*YOUR GOAL:* For each line of the listing that holds "this", show the full line.

##### MATERIAL PROVIDED

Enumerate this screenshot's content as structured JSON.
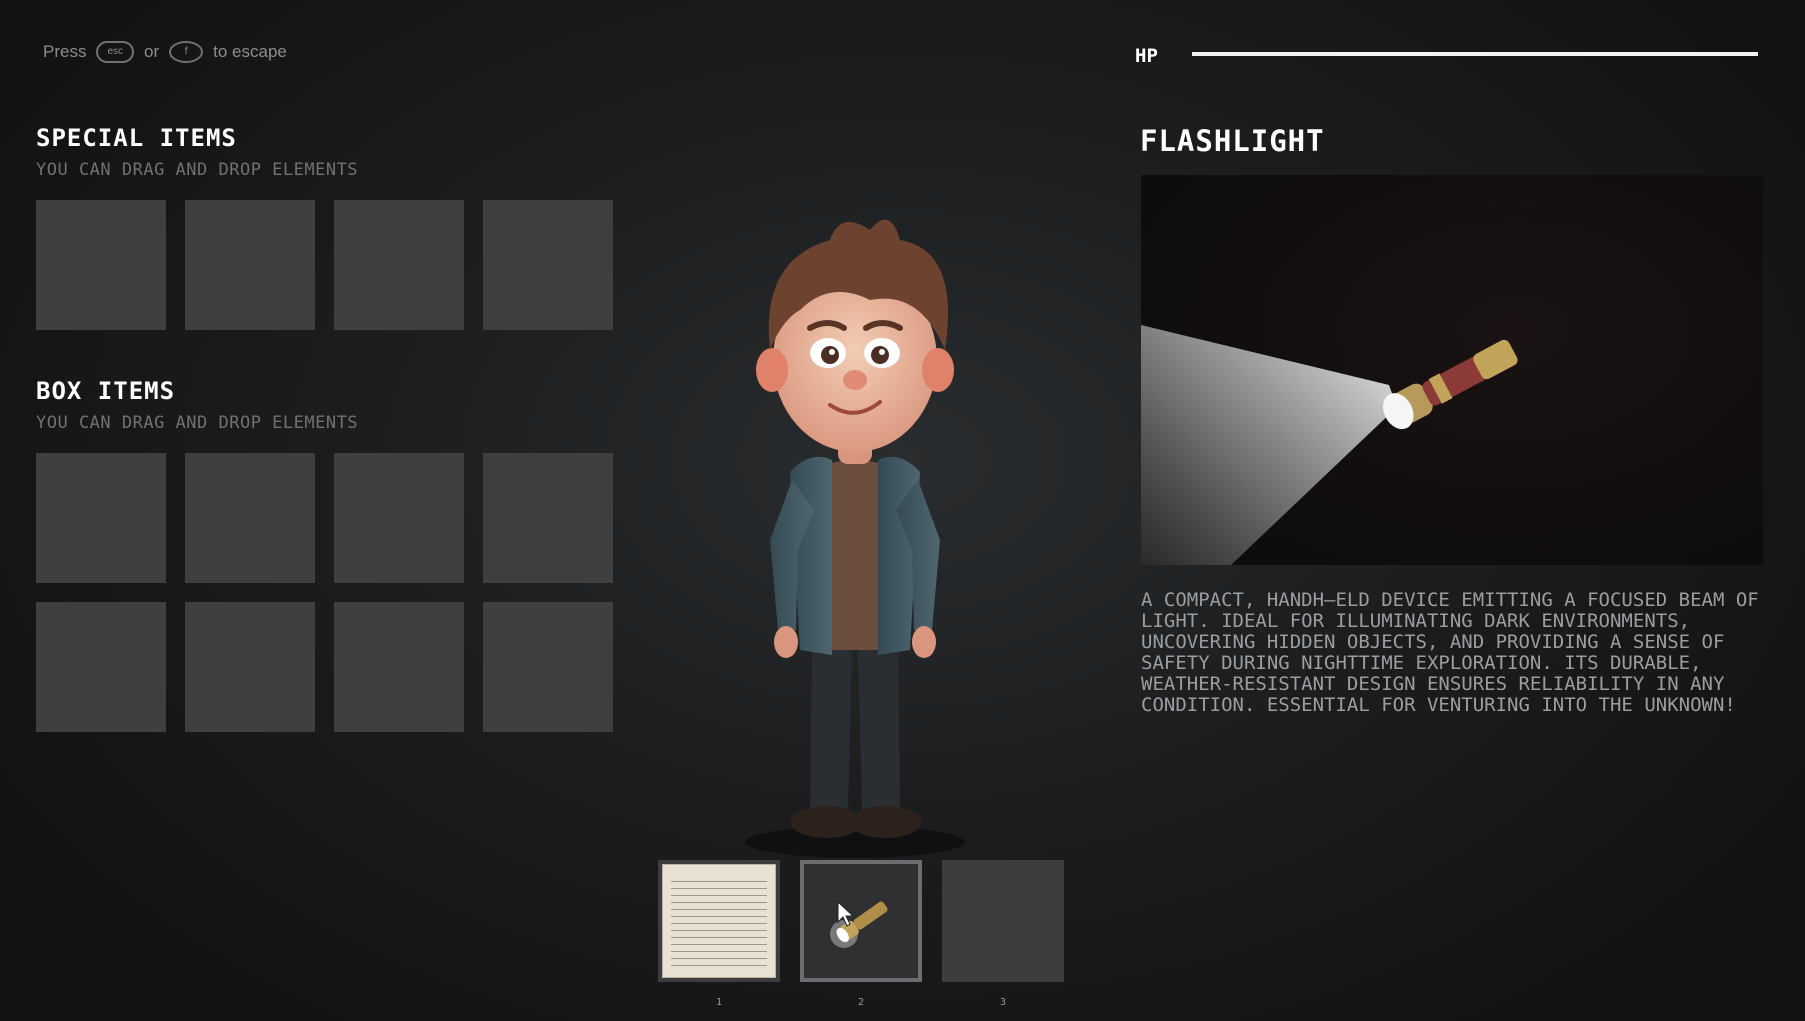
{
  "hint": {
    "press": "Press",
    "key_esc": "esc",
    "or": "or",
    "key_f": "F",
    "to_escape": "to escape"
  },
  "special_items": {
    "title": "SPECIAL ITEMS",
    "subtitle": "YOU CAN DRAG AND DROP ELEMENTS",
    "slots": 4
  },
  "box_items": {
    "title": "BOX ITEMS",
    "subtitle": "YOU CAN DRAG AND DROP ELEMENTS",
    "slots": 8
  },
  "hp": {
    "label": "HP",
    "value": 1.0
  },
  "selected_item": {
    "title": "FLASHLIGHT",
    "image_icon": "flashlight-icon",
    "description": "A COMPACT, HANDH—ELD DEVICE EMITTING A FOCUSED BEAM OF LIGHT. IDEAL FOR ILLUMINATING DARK ENVIRONMENTS, UNCOVERING HIDDEN OBJECTS, AND PROVIDING A SENSE OF SAFETY DURING NIGHTTIME EXPLORATION. ITS DURABLE, WEATHER-RESISTANT DESIGN ENSURES RELIABILITY IN ANY CONDITION. ESSENTIAL FOR VENTURING INTO THE UNKNOWN!"
  },
  "hotbar": [
    {
      "number": "1",
      "icon": "note-icon",
      "selected": false
    },
    {
      "number": "2",
      "icon": "flashlight-icon",
      "selected": true
    },
    {
      "number": "3",
      "icon": "",
      "selected": false
    }
  ],
  "character": {
    "icon": "character-icon"
  },
  "colors": {
    "background": "#1c1e20",
    "slot": "#3e3f41",
    "hp_fill": "#f2f2f2",
    "title": "#ffffff",
    "desc": "#9b9ea1"
  }
}
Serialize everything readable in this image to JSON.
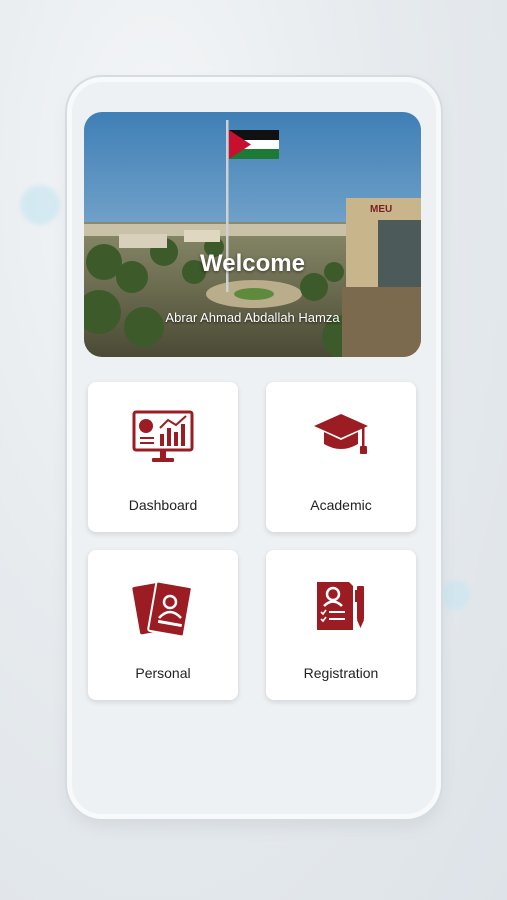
{
  "hero": {
    "welcome": "Welcome",
    "user_name": "Abrar Ahmad Abdallah Hamza",
    "building_sign": "MEU"
  },
  "menu": [
    {
      "label": "Dashboard",
      "icon": "dashboard-monitor-icon"
    },
    {
      "label": "Academic",
      "icon": "graduation-cap-icon"
    },
    {
      "label": "Personal",
      "icon": "personal-profile-icon"
    },
    {
      "label": "Registration",
      "icon": "registration-form-icon"
    }
  ],
  "colors": {
    "accent": "#9b1c23",
    "card": "#ffffff",
    "panel": "#eef1f3"
  }
}
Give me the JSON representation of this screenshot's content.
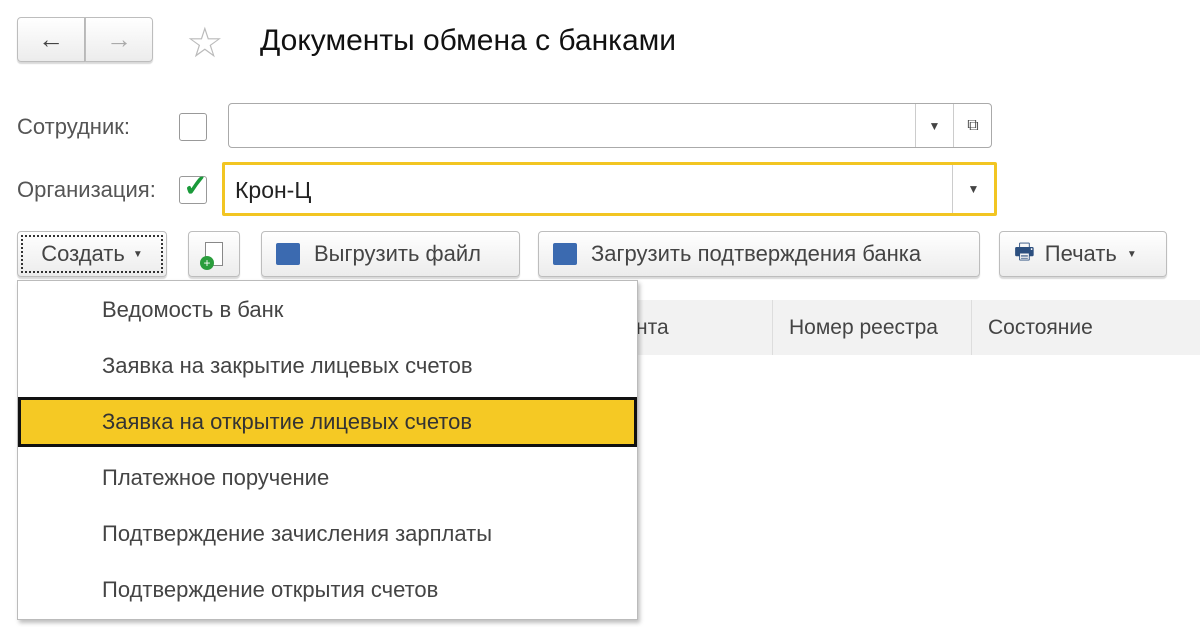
{
  "header": {
    "title": "Документы обмена с банками",
    "back_icon": "←",
    "forward_icon": "→",
    "star_icon": "☆"
  },
  "filters": {
    "employee": {
      "label": "Сотрудник:",
      "checked": false,
      "value": ""
    },
    "organization": {
      "label": "Организация:",
      "checked": true,
      "value": "Крон-Ц"
    }
  },
  "toolbar": {
    "create": "Создать",
    "export": "Выгрузить файл",
    "import": "Загрузить подтверждения банка",
    "print": "Печать"
  },
  "table": {
    "columns": [
      "нта",
      "Номер реестра",
      "Состояние"
    ]
  },
  "create_menu": {
    "items": [
      "Ведомость в банк",
      "Заявка на закрытие лицевых счетов",
      "Заявка на открытие лицевых счетов",
      "Платежное поручение",
      "Подтверждение зачисления зарплаты",
      "Подтверждение открытия счетов"
    ],
    "selected_index": 2
  },
  "colors": {
    "accent": "#f5c924",
    "check": "#1a9a3a"
  }
}
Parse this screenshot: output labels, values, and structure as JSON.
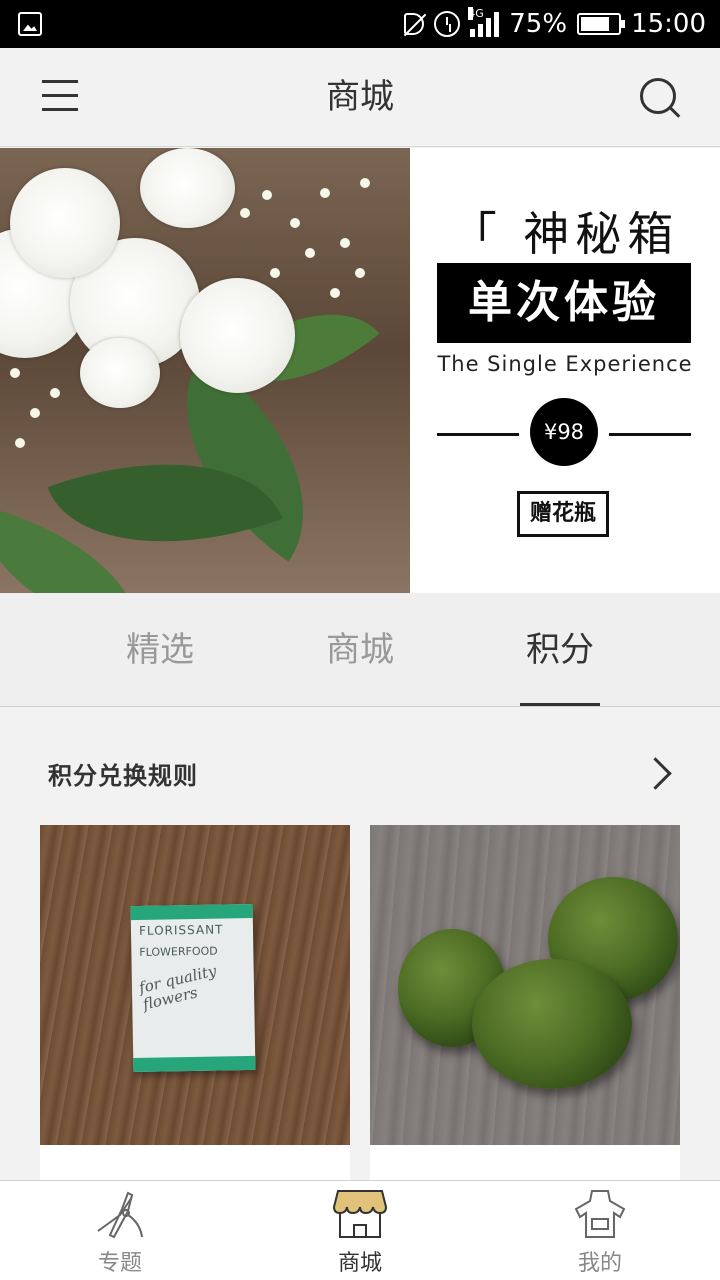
{
  "status_bar": {
    "battery": "75%",
    "time": "15:00",
    "network": "4G"
  },
  "header": {
    "title": "商城"
  },
  "banner": {
    "mystery_box": "「 神秘箱 」",
    "single_experience_cn": "单次体验",
    "single_experience_en": "The Single Experience",
    "price": "¥98",
    "gift": "赠花瓶"
  },
  "tabs": [
    {
      "label": "精选",
      "active": false
    },
    {
      "label": "商城",
      "active": false
    },
    {
      "label": "积分",
      "active": true
    }
  ],
  "rules": {
    "label": "积分兑换规则"
  },
  "products": [
    {
      "image": "flower-food-packet",
      "packet_brand": "FLORISSANT",
      "packet_sub": "FLOWERFOOD",
      "packet_script": "for quality flowers"
    },
    {
      "image": "moss-balls"
    }
  ],
  "bottom_nav": [
    {
      "label": "专题",
      "icon": "pruning-shears-icon",
      "active": false
    },
    {
      "label": "商城",
      "icon": "shop-awning-icon",
      "active": true
    },
    {
      "label": "我的",
      "icon": "apron-icon",
      "active": false
    }
  ],
  "colors": {
    "tab_active": "#333333",
    "tab_inactive": "#999999",
    "awning": "#e0c27a"
  }
}
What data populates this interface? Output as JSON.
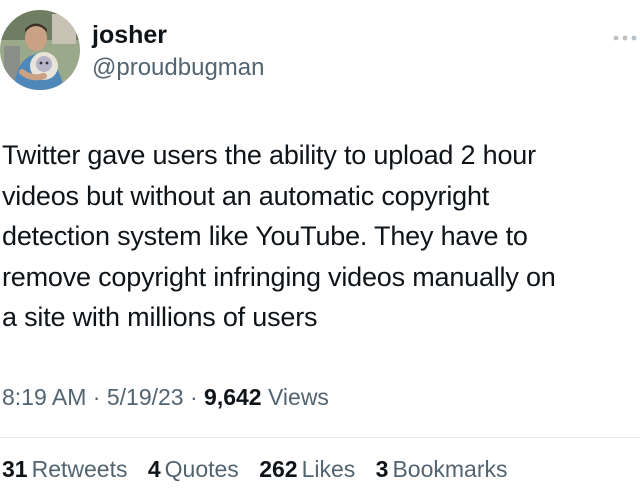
{
  "user": {
    "display_name": "josher",
    "handle": "@proudbugman",
    "avatar_icon": "profile-photo-person-holding-plush"
  },
  "more_icon": "more-horizontal-icon",
  "tweet": {
    "lines": [
      "Twitter gave users the ability to upload 2 hour",
      "videos but without an automatic copyright",
      "detection system like YouTube. They have to",
      "remove copyright infringing videos manually on",
      "a site with millions of users"
    ]
  },
  "meta": {
    "time": "8:19 AM",
    "separator": "·",
    "date": "5/19/23",
    "views_count": "9,642",
    "views_label": "Views"
  },
  "stats": [
    {
      "count": "31",
      "label": "Retweets"
    },
    {
      "count": "4",
      "label": "Quotes"
    },
    {
      "count": "262",
      "label": "Likes"
    },
    {
      "count": "3",
      "label": "Bookmarks"
    }
  ],
  "colors": {
    "text_primary": "#0f1419",
    "text_secondary": "#536471",
    "divider": "#e6ebee"
  }
}
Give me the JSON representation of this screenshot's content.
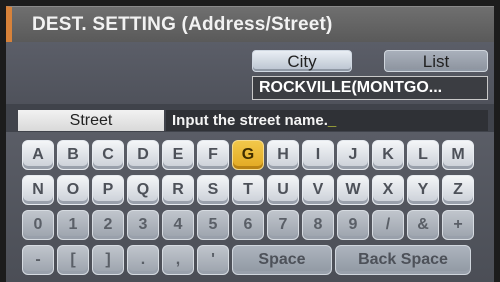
{
  "header": {
    "title": "DEST. SETTING (Address/Street)"
  },
  "tabs": {
    "city": "City",
    "list": "List"
  },
  "city_value": "ROCKVILLE(MONTGO...",
  "street": {
    "label": "Street",
    "placeholder": "Input the street name.",
    "cursor": "_"
  },
  "keyboard": {
    "row1": [
      "A",
      "B",
      "C",
      "D",
      "E",
      "F",
      "G",
      "H",
      "I",
      "J",
      "K",
      "L",
      "M"
    ],
    "row2": [
      "N",
      "O",
      "P",
      "Q",
      "R",
      "S",
      "T",
      "U",
      "V",
      "W",
      "X",
      "Y",
      "Z"
    ],
    "row3": [
      "0",
      "1",
      "2",
      "3",
      "4",
      "5",
      "6",
      "7",
      "8",
      "9",
      "/",
      "&",
      "+"
    ],
    "row4": [
      "-",
      "[",
      "]",
      ".",
      ",",
      "'"
    ],
    "space": "Space",
    "backspace": "Back Space",
    "selected": "G"
  },
  "colors": {
    "accent": "#d7823a",
    "highlight": "#f2c84a"
  }
}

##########

*WRITTEN RESPONSE:*
Enumerate this screenshot's content as structured JSON.
Serialize everything readable in this image to JSON.
Give me the JSON representation of this screenshot's content.
Parse this screenshot: output labels, values, and structure as JSON.
What data populates this interface? Output as JSON.
Give me the JSON representation of this screenshot's content.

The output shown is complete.